Return every record verbatim.

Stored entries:
--------------------------------
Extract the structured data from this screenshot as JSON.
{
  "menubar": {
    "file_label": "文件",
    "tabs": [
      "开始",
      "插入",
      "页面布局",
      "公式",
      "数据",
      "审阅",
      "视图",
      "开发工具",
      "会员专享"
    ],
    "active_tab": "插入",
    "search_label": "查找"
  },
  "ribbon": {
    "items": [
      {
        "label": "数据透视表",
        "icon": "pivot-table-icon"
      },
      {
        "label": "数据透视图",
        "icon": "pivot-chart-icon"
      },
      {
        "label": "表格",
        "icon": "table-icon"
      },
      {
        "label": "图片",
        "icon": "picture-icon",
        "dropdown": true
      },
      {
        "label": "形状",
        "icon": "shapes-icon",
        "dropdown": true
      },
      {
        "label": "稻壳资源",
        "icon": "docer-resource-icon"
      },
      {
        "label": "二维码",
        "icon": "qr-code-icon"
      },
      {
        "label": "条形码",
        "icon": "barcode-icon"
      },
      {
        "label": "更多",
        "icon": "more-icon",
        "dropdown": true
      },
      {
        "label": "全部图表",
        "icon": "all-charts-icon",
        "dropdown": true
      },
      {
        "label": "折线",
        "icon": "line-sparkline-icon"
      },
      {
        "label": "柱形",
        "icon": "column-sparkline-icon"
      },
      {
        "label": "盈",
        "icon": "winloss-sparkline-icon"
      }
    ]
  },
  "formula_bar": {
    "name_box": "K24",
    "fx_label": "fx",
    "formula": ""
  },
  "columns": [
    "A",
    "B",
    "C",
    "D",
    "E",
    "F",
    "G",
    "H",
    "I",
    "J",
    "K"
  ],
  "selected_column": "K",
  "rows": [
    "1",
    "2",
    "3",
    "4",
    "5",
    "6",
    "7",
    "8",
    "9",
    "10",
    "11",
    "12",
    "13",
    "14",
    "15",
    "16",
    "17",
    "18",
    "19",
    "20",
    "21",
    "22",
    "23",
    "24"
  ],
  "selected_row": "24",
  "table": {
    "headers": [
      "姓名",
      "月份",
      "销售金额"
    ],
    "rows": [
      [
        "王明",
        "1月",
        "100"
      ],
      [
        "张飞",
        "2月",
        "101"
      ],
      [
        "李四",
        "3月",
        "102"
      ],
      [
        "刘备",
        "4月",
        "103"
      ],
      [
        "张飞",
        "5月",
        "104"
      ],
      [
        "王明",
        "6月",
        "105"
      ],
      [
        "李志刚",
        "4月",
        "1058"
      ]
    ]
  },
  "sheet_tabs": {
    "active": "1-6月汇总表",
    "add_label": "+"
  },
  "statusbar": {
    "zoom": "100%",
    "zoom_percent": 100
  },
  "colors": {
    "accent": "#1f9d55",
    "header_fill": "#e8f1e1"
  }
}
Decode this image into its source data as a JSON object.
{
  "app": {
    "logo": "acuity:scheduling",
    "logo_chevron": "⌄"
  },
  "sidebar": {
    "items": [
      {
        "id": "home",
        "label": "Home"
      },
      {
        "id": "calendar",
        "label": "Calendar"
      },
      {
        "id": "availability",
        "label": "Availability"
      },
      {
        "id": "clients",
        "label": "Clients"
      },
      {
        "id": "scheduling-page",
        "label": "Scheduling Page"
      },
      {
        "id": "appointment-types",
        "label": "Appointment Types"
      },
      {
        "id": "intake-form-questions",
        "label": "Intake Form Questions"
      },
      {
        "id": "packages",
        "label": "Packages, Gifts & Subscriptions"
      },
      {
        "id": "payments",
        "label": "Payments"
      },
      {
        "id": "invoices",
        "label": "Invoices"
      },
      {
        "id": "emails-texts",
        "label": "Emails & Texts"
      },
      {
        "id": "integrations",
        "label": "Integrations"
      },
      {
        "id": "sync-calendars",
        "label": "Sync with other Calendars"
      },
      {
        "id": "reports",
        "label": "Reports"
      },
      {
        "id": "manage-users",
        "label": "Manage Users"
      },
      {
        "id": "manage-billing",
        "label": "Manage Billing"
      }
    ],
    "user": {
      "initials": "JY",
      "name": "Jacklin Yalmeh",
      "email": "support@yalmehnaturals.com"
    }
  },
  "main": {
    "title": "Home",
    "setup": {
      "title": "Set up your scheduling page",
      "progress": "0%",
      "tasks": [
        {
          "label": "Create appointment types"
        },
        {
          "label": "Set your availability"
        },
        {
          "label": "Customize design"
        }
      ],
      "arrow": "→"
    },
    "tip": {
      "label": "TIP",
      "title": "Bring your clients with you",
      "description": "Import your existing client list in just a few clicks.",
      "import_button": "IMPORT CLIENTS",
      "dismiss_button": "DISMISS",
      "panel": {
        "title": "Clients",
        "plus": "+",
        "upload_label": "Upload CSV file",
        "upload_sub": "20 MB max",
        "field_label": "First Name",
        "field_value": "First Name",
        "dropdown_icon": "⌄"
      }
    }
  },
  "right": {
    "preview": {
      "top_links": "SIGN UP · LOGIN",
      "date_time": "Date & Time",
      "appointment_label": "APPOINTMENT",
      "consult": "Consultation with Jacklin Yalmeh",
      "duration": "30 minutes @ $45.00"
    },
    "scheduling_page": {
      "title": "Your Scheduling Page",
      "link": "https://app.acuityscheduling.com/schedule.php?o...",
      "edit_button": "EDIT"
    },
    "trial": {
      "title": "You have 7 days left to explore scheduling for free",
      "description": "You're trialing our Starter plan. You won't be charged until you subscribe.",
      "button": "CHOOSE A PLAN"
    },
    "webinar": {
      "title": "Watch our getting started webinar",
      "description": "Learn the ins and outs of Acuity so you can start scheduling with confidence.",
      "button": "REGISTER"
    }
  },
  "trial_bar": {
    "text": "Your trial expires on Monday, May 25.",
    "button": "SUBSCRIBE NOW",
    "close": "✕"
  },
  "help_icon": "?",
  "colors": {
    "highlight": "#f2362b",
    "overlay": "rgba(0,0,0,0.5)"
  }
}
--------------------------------
RESULT OF THE EXERCISE:
Extract the structured data from this screenshot as JSON.
{
  "menubar": {
    "file_label": "文件",
    "tabs": [
      "开始",
      "插入",
      "页面布局",
      "公式",
      "数据",
      "审阅",
      "视图",
      "开发工具",
      "会员专享"
    ],
    "active_tab": "插入",
    "search_label": "查找"
  },
  "ribbon": {
    "items": [
      {
        "label": "数据透视表",
        "icon": "pivot-table-icon"
      },
      {
        "label": "数据透视图",
        "icon": "pivot-chart-icon"
      },
      {
        "label": "表格",
        "icon": "table-icon"
      },
      {
        "label": "图片",
        "icon": "picture-icon",
        "dropdown": true
      },
      {
        "label": "形状",
        "icon": "shapes-icon",
        "dropdown": true
      },
      {
        "label": "稻壳资源",
        "icon": "docer-resource-icon"
      },
      {
        "label": "二维码",
        "icon": "qr-code-icon"
      },
      {
        "label": "条形码",
        "icon": "barcode-icon"
      },
      {
        "label": "更多",
        "icon": "more-icon",
        "dropdown": true
      },
      {
        "label": "全部图表",
        "icon": "all-charts-icon",
        "dropdown": true
      },
      {
        "label": "折线",
        "icon": "line-sparkline-icon"
      },
      {
        "label": "柱形",
        "icon": "column-sparkline-icon"
      },
      {
        "label": "盈",
        "icon": "winloss-sparkline-icon"
      }
    ]
  },
  "formula_bar": {
    "name_box": "K24",
    "fx_label": "fx",
    "formula": ""
  },
  "columns": [
    "A",
    "B",
    "C",
    "D",
    "E",
    "F",
    "G",
    "H",
    "I",
    "J",
    "K"
  ],
  "selected_column": "K",
  "rows": [
    "1",
    "2",
    "3",
    "4",
    "5",
    "6",
    "7",
    "8",
    "9",
    "10",
    "11",
    "12",
    "13",
    "14",
    "15",
    "16",
    "17",
    "18",
    "19",
    "20",
    "21",
    "22",
    "23",
    "24"
  ],
  "selected_row": "24",
  "table": {
    "headers": [
      "姓名",
      "月份",
      "销售金额"
    ],
    "rows": [
      [
        "王明",
        "1月",
        "100"
      ],
      [
        "张飞",
        "2月",
        "101"
      ],
      [
        "李四",
        "3月",
        "102"
      ],
      [
        "刘备",
        "4月",
        "103"
      ],
      [
        "张飞",
        "5月",
        "104"
      ],
      [
        "王明",
        "6月",
        "105"
      ],
      [
        "李志刚",
        "4月",
        "1058"
      ]
    ]
  },
  "sheet_tabs": {
    "active": "1-6月汇总表",
    "add_label": "+"
  },
  "statusbar": {
    "zoom": "100%",
    "zoom_percent": 100
  },
  "colors": {
    "accent": "#1f9d55",
    "header_fill": "#e8f1e1"
  }
}
Decode this image into its source data as a JSON object.
{
  "app": {
    "logo": "acuity:scheduling",
    "logo_chevron": "⌄"
  },
  "sidebar": {
    "items": [
      {
        "id": "home",
        "label": "Home"
      },
      {
        "id": "calendar",
        "label": "Calendar"
      },
      {
        "id": "availability",
        "label": "Availability"
      },
      {
        "id": "clients",
        "label": "Clients"
      },
      {
        "id": "scheduling-page",
        "label": "Scheduling Page"
      },
      {
        "id": "appointment-types",
        "label": "Appointment Types"
      },
      {
        "id": "intake-form-questions",
        "label": "Intake Form Questions"
      },
      {
        "id": "packages",
        "label": "Packages, Gifts & Subscriptions"
      },
      {
        "id": "payments",
        "label": "Payments"
      },
      {
        "id": "invoices",
        "label": "Invoices"
      },
      {
        "id": "emails-texts",
        "label": "Emails & Texts"
      },
      {
        "id": "integrations",
        "label": "Integrations"
      },
      {
        "id": "sync-calendars",
        "label": "Sync with other Calendars"
      },
      {
        "id": "reports",
        "label": "Reports"
      },
      {
        "id": "manage-users",
        "label": "Manage Users"
      },
      {
        "id": "manage-billing",
        "label": "Manage Billing"
      }
    ],
    "user": {
      "initials": "JY",
      "name": "Jacklin Yalmeh",
      "email": "support@yalmehnaturals.com"
    }
  },
  "main": {
    "title": "Home",
    "setup": {
      "title": "Set up your scheduling page",
      "progress": "0%",
      "tasks": [
        {
          "label": "Create appointment types"
        },
        {
          "label": "Set your availability"
        },
        {
          "label": "Customize design"
        }
      ],
      "arrow": "→"
    },
    "tip": {
      "label": "TIP",
      "title": "Bring your clients with you",
      "description": "Import your existing client list in just a few clicks.",
      "import_button": "IMPORT CLIENTS",
      "dismiss_button": "DISMISS",
      "panel": {
        "title": "Clients",
        "plus": "+",
        "upload_label": "Upload CSV file",
        "upload_sub": "20 MB max",
        "field_label": "First Name",
        "field_value": "First Name",
        "dropdown_icon": "⌄"
      }
    }
  },
  "right": {
    "preview": {
      "top_links": "SIGN UP · LOGIN",
      "date_time": "Date & Time",
      "appointment_label": "APPOINTMENT",
      "consult": "Consultation with Jacklin Yalmeh",
      "duration": "30 minutes @ $45.00"
    },
    "scheduling_page": {
      "title": "Your Scheduling Page",
      "link": "https://app.acuityscheduling.com/schedule.php?o...",
      "edit_button": "EDIT"
    },
    "trial": {
      "title": "You have 7 days left to explore scheduling for free",
      "description": "You're trialing our Starter plan. You won't be charged until you subscribe.",
      "button": "CHOOSE A PLAN"
    },
    "webinar": {
      "title": "Watch our getting started webinar",
      "description": "Learn the ins and outs of Acuity so you can start scheduling with confidence.",
      "button": "REGISTER"
    }
  },
  "trial_bar": {
    "text": "Your trial expires on Monday, May 25.",
    "button": "SUBSCRIBE NOW",
    "close": "✕"
  },
  "help_icon": "?",
  "colors": {
    "highlight": "#f2362b",
    "overlay": "rgba(0,0,0,0.5)"
  }
}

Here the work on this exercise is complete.